**Activity**
Wherever a line holds the word "Challenge", copy that line from the data.
....
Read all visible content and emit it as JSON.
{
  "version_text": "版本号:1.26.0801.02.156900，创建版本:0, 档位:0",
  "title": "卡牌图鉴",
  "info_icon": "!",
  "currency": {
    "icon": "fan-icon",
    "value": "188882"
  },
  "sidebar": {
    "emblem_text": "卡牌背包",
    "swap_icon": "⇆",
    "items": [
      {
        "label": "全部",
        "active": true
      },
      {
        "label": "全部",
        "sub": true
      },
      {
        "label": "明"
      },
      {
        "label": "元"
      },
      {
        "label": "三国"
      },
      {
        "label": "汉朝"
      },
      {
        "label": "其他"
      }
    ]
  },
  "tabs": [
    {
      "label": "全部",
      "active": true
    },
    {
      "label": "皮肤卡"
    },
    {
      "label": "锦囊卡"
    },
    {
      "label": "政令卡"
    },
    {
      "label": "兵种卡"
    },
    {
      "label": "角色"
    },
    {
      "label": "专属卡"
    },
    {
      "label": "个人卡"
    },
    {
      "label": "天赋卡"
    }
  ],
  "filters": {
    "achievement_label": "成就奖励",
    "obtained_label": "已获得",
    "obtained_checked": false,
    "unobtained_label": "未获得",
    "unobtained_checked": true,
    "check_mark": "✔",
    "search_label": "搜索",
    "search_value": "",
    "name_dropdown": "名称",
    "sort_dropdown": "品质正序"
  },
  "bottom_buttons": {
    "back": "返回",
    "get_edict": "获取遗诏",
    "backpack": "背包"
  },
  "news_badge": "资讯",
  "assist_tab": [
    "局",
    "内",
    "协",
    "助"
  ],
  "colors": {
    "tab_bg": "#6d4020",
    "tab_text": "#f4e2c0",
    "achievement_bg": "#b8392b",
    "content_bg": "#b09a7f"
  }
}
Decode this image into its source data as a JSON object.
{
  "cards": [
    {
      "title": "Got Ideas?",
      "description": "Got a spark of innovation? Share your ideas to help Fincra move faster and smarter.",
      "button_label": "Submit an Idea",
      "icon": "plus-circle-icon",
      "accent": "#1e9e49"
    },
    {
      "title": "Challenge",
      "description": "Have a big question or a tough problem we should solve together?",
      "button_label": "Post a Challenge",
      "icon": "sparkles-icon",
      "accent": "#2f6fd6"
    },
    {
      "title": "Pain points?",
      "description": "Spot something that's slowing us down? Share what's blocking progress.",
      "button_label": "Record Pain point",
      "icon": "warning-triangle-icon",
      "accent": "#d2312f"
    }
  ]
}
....
**Problem solution**
      "title": "Challenge",
      "button_label": "Post a Challenge",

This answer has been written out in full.